Prior to even purchasing video conferencing equipment, senior management must fully commit to adopting a visual collaboration solution.  Strong executive support is critical to any successful change as lower levels within the organization look to senior management for guidance.  Once executive support has been established, the management team must identify the role visual collaboration should play in the organization and the desired state of its implementation. Specific and measurable also goals need to be determined; such as reducing travel expenditures by 20% the first year or achieving a 75% adoption rate among middle-management.

After the desired state has been identified; senior management must determine the driving forces behind implementation and any resisting forces to adoption.  Driving forces consist of the factors propelling the organization to reach the desired state of visual collaboration; such as the need to make revenue generating activities more engaging.  Resisting forces consist of the factors that are preventing the organization from reaching the desired state; such as high capital expenditures or technical complexity.

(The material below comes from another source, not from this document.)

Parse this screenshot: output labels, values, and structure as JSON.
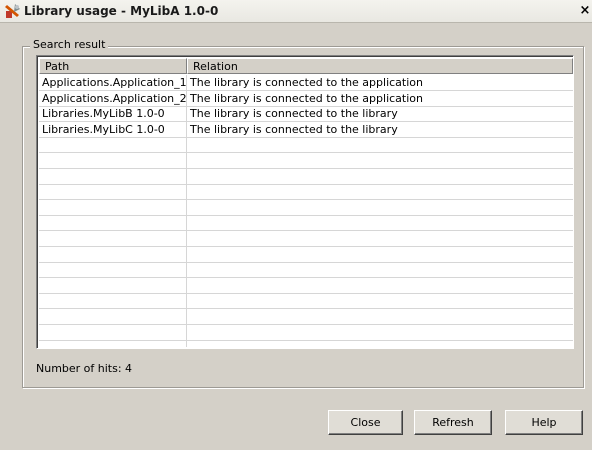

If senior management does not invest time in planning or identifying key factors; the implementation process can become haphazard leading to low adoption rates.  Additionally, identifying resisting forces allows senior management to proactively address any concerns that could hinder adoption while identifying driving forces and goals allows senior management to effectively evaluate the success of implementation and distinguish areas for improvement.

Once these steps have been completed, senior management must communicate openly and freely with all levels of the organization.  Open communication about the implementation process, the projected benefits of visual collaboration and the reasons for change can help ease some of the fear and uncertainty associated with deploying a new technology. Furthermore, strong executive communication can garner the support of key influencers in each department.  These leaders will act as a catalyst; influencing more of their colleagues to adopt visual collaboration.  As a result, the momentum of adoption continues to increase until the organization has fully embraced video collaboration.

This post is part of a five-part series covering the successful development of a video culture within an organization.

Part Two: It’s more than just bits and bytes
Part Three: P is for Process, thats good enough for me
Part Four: Power to the People
Part Five: Driving Usage & Adoption